Sly and Robbie, Buena Vista Social Club's Barbarito Torres and More Jamaican & Cuban Musicians Collaborate on 'Chan Chan' Rendition: Listen

Havana Meets Kingston
Lara Merrington

Havana Meets Kingston

Australia’s Mista Savona produced the upcoming album 'Havana Meets Kingston,' recorded in Cuba.

When reggae legends Sly & Robbie, Buena Vista Social Club laud player Barbarito Torres and other Cuban and Jamaican musicians convened to record an album over ten days in Havana, the studio walls spoke to Mista Savona.

“Chan Chan” is one of those classic songs that normally I would never attempt to cover,” the Australian reggae and dancehall producer says of the track, which led Compay Segundo and the rest of the Buena Vista artists to immortality. “However, the fact that I was standing in the very same studio in which it was recorded twenty years earlier made it an irresistible choice.”

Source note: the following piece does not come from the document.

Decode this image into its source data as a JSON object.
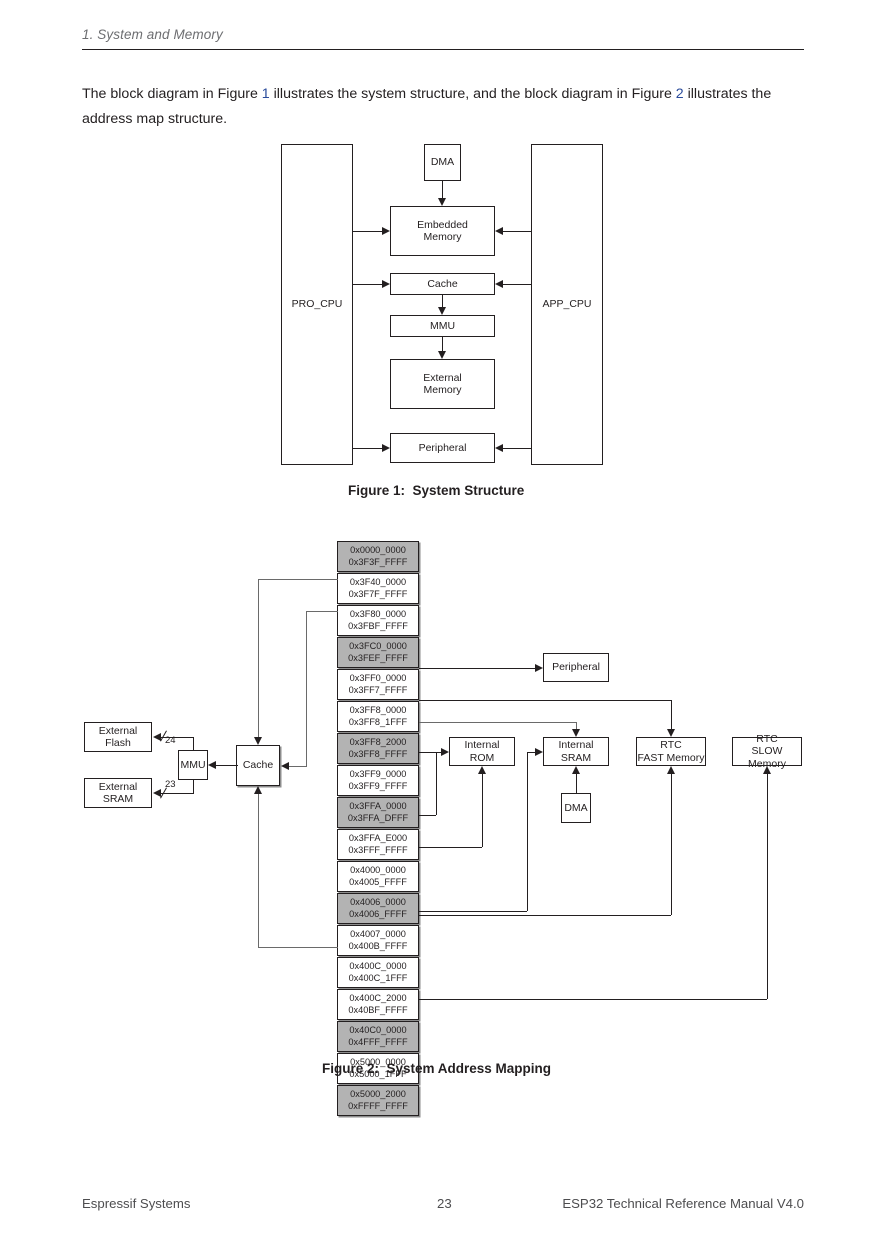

The new version of “Chan Chan,” included on the upcoming album Havana Meets Kingston (coming Nov. 3 on VP Records/17 North Parade), respects rather than reinvents the original, backing the familiar Cuban son, with vocals by Havana soul man Félix Baloy and Robbie Shakespeare’s steady bass line. Pioneering Los Van Van drummer Changuito, the fantastic trumpeter Julio Padron and Jamaican guitarist Winston ‘Bopee’ Bowen are among the heavyweight personnel who also recorded together at the session in the Egrem studio.

“Compay Segundo is quoted as saying 'I didn't compose Chan Chan, I dreamt it,” says Mista Savon, who plays organ on the song. “So my arrangement is dreamlike, with elements of dub as the instruments slowly build…The album had to open with this track - it's our nod of respect to the great Buena Vista group's legacy.”

Listen to the Cuban-Jamaican version of “Chan Chan,” exclusively on Billboard.